The International Space Station orbits the Earth about every 90 minutes. However, capturing it as it transits in front of other objects requires meticulous planning and perfect timing. Germany-based photographer Mehmet Ergün caught the ISS as it transits the Sun, and shared his absolutely stunning photo with DIYP.
Mehmet is an astrophotographer born in Turkey but grew up mostly in Germany. He’s been interested in our universe since he was a child, and this interest evolved and let Mehmet to becoming an astrophotographer. He learned it all himself and from observing the sky in the countryside as a child, he came to getting his first telescope in 2010. This is when his passion for astrophotography was born, and he’s been keeping it alive ever since.
His passion, talent, and dedication brought Mehmet recognition in the astrophotography circles. His photo of the ISS transiting in front of the sun was proclaimed Astronomy Picture of the Day (APOD) for 4 May.

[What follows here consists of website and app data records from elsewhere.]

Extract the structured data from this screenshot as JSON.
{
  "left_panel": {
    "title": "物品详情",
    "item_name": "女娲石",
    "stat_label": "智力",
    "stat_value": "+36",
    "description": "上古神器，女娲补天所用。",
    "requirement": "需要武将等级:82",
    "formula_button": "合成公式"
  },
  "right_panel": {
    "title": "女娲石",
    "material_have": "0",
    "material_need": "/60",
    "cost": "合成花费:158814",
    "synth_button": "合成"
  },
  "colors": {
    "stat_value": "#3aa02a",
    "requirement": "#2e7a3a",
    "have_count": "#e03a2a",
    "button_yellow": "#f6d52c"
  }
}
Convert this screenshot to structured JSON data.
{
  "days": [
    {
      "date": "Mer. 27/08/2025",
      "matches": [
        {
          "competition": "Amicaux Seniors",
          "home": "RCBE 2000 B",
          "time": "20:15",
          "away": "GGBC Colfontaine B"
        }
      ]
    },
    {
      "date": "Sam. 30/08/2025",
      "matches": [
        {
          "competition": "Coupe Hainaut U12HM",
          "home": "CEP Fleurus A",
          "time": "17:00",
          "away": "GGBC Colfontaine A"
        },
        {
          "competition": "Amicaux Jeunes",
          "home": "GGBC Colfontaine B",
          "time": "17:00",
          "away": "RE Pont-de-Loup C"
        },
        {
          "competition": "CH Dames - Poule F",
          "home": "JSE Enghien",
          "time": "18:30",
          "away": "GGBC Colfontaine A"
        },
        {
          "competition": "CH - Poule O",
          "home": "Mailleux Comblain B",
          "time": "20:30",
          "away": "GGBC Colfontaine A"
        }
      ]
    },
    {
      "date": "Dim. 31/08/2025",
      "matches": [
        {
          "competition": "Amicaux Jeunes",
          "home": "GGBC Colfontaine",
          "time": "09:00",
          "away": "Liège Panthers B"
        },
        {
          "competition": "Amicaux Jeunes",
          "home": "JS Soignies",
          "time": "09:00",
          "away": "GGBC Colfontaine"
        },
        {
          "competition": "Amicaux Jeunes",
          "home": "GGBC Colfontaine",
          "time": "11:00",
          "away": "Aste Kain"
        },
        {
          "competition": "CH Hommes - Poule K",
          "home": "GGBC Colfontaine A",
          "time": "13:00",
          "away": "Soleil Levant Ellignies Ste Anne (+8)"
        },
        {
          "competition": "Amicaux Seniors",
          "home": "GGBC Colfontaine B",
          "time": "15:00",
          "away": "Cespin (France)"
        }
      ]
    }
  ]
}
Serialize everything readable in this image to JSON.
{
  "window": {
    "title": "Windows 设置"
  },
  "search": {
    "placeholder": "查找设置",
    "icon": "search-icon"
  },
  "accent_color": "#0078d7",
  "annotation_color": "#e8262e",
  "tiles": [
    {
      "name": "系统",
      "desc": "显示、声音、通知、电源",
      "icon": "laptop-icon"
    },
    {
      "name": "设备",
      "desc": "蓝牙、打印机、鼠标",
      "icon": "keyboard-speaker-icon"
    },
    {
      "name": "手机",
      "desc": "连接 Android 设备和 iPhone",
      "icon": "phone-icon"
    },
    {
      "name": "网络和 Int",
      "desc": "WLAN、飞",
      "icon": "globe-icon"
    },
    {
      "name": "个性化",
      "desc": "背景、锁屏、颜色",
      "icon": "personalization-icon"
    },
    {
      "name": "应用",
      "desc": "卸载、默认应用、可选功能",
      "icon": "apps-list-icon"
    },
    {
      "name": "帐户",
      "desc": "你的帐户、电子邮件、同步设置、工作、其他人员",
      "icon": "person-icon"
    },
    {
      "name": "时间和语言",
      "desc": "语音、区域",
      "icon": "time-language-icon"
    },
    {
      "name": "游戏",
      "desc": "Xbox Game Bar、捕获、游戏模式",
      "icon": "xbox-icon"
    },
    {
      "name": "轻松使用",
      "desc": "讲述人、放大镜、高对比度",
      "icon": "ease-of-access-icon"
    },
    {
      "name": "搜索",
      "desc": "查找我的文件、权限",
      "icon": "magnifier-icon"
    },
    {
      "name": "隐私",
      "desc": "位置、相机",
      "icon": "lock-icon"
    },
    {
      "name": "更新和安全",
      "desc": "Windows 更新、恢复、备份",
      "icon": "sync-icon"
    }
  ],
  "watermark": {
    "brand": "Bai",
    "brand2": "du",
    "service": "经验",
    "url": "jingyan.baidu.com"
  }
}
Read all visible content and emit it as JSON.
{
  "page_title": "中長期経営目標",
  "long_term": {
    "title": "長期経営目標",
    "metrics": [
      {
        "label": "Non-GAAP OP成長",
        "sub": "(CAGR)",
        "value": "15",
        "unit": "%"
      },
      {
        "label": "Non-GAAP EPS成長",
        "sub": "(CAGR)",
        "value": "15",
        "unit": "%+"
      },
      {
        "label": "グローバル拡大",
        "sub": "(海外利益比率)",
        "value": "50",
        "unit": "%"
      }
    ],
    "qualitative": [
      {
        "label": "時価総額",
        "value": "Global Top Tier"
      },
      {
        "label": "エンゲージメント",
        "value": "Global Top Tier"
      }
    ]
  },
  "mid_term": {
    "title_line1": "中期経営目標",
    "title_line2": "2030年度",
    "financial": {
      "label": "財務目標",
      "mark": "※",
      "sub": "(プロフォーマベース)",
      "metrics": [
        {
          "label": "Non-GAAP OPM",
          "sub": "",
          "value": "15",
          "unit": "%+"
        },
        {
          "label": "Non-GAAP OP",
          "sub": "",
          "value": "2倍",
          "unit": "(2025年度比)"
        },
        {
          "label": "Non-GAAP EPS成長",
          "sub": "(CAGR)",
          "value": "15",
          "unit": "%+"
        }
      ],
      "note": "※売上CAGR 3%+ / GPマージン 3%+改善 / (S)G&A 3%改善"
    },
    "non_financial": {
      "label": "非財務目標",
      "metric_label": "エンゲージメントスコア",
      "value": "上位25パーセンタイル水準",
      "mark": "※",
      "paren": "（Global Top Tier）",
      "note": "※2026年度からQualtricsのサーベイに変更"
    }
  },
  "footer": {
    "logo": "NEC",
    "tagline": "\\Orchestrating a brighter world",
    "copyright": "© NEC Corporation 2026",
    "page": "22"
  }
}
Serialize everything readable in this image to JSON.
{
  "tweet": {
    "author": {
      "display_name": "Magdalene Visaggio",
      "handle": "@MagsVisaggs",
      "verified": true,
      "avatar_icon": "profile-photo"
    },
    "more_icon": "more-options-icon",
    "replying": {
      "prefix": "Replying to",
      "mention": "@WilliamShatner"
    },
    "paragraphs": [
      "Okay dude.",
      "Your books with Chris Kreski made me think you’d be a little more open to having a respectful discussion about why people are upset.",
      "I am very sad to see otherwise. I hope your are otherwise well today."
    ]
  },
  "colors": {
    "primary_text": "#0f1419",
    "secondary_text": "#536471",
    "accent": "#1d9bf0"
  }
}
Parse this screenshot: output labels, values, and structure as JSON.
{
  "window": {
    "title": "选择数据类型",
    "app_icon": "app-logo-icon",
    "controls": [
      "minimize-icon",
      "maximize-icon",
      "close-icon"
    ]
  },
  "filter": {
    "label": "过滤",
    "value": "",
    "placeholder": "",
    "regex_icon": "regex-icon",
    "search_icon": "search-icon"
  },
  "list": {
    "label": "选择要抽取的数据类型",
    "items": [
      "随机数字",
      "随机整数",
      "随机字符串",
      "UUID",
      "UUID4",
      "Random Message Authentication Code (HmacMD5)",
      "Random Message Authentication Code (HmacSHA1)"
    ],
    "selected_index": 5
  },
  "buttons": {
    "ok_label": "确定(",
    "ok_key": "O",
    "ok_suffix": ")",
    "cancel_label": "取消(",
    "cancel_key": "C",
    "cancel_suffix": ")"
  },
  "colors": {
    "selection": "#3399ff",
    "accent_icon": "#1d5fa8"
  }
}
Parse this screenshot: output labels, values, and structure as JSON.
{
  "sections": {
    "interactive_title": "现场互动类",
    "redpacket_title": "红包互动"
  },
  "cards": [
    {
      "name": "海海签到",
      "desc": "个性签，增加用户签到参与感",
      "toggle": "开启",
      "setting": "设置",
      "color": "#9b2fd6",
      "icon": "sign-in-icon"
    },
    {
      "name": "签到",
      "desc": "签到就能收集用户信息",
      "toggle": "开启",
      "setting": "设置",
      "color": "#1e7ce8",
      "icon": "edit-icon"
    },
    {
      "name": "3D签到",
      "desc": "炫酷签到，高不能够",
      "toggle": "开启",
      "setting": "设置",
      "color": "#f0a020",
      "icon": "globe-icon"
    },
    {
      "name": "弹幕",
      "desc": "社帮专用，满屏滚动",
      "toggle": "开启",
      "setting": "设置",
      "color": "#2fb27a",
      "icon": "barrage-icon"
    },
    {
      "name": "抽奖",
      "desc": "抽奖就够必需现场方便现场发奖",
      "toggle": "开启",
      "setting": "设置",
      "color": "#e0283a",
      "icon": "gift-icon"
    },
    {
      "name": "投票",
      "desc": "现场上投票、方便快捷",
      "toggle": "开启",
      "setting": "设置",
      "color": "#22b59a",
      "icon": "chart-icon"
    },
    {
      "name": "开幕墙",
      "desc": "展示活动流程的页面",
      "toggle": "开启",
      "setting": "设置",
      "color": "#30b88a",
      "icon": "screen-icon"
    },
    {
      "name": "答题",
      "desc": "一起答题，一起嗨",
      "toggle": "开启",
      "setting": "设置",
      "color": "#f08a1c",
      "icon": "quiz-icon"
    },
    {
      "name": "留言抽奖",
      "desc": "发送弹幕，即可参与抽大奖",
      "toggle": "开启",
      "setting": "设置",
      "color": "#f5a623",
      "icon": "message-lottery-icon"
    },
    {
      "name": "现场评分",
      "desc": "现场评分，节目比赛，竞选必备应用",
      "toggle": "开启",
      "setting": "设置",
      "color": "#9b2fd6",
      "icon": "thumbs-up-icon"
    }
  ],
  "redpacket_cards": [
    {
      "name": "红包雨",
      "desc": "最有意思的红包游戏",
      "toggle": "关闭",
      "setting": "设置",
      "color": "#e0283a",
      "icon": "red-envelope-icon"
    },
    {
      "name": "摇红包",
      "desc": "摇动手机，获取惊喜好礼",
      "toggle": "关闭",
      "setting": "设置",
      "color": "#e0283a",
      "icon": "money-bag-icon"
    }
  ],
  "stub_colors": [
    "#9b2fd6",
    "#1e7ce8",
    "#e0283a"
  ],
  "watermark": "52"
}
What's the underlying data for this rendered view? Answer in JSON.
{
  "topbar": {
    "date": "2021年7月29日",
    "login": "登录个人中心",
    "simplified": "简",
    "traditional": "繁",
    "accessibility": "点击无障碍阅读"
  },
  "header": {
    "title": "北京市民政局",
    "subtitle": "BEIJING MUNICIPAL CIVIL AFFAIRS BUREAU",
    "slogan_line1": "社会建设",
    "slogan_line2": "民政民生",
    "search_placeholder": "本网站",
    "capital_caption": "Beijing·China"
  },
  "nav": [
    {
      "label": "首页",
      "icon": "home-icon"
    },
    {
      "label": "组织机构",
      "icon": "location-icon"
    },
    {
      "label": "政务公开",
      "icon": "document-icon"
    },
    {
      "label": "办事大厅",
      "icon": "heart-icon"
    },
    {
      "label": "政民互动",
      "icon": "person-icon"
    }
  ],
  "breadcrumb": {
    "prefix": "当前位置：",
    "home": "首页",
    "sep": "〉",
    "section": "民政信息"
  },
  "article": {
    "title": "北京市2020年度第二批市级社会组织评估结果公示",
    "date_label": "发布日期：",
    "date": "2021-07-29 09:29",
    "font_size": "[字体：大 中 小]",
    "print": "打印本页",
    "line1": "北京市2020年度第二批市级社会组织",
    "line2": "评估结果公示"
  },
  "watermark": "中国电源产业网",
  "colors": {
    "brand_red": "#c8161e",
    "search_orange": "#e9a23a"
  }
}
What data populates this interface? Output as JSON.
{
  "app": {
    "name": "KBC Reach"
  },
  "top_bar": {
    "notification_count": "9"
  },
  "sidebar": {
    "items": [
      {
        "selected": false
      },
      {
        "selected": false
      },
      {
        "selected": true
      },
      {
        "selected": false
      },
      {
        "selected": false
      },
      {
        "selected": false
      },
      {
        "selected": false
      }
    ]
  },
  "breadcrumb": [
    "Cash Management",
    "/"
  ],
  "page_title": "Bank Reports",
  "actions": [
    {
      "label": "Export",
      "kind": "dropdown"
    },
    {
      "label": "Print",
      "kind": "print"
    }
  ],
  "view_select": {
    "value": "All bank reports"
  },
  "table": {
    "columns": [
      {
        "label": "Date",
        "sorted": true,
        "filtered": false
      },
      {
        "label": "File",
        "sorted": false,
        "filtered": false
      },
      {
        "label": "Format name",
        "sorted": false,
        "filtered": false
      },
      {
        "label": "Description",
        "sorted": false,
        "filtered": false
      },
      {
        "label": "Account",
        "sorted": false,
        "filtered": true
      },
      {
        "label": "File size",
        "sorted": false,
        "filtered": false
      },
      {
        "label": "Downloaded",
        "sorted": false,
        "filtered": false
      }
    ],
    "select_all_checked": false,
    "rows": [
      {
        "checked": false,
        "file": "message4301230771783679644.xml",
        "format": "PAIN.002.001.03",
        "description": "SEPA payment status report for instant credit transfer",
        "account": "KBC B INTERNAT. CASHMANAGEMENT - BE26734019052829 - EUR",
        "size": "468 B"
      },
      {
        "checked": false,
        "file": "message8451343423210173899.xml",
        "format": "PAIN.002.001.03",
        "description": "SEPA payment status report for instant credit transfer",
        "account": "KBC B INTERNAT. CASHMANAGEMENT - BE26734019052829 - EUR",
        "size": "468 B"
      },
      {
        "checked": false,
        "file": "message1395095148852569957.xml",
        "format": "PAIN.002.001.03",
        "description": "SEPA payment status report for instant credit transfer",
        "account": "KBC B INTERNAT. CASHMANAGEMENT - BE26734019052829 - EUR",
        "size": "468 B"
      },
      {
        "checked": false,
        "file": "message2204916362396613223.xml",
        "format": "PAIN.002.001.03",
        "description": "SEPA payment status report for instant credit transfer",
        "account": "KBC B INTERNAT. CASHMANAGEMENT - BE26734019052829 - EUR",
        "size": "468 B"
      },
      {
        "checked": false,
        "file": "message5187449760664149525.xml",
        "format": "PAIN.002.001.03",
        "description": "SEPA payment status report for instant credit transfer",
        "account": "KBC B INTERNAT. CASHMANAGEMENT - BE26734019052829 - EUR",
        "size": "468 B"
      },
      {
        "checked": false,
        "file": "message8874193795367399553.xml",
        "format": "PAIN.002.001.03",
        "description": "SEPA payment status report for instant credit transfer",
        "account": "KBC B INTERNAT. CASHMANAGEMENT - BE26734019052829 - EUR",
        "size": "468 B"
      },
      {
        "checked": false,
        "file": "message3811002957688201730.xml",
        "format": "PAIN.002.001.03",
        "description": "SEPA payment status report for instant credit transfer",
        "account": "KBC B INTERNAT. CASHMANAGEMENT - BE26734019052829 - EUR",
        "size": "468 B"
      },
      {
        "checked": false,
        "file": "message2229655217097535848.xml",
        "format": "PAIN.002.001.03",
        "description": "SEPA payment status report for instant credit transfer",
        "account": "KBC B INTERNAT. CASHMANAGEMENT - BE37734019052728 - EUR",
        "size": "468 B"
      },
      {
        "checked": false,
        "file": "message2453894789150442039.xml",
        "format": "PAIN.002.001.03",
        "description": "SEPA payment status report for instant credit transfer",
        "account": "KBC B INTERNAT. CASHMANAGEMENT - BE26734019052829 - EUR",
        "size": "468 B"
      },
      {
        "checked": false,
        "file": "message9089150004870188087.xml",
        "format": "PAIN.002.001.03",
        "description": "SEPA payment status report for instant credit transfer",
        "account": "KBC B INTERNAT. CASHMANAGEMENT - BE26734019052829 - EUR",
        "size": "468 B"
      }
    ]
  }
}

The end result is actually an HDR image of three photos combined together, all taken from the same location at nearly the same time. The first image is overexposed, showing the faint prominences seen across the top of the Sun. The second image is underexposed so it captures the complex texture of the Sun’s chromosphere. The third image is the toughest one to get. It shows the ISS as it shot across the Sun in a fraction of a second.
“Transiting the Sun is not very unusual for the ISS, which orbits the Earth about every 90 minutes,” APOD explains. “But getting one’s location, timing, and equipment just right for a great image is rare.” This is why Mehmet’s image is so special and recognition-worthy. And of course, it’s quite beautiful too!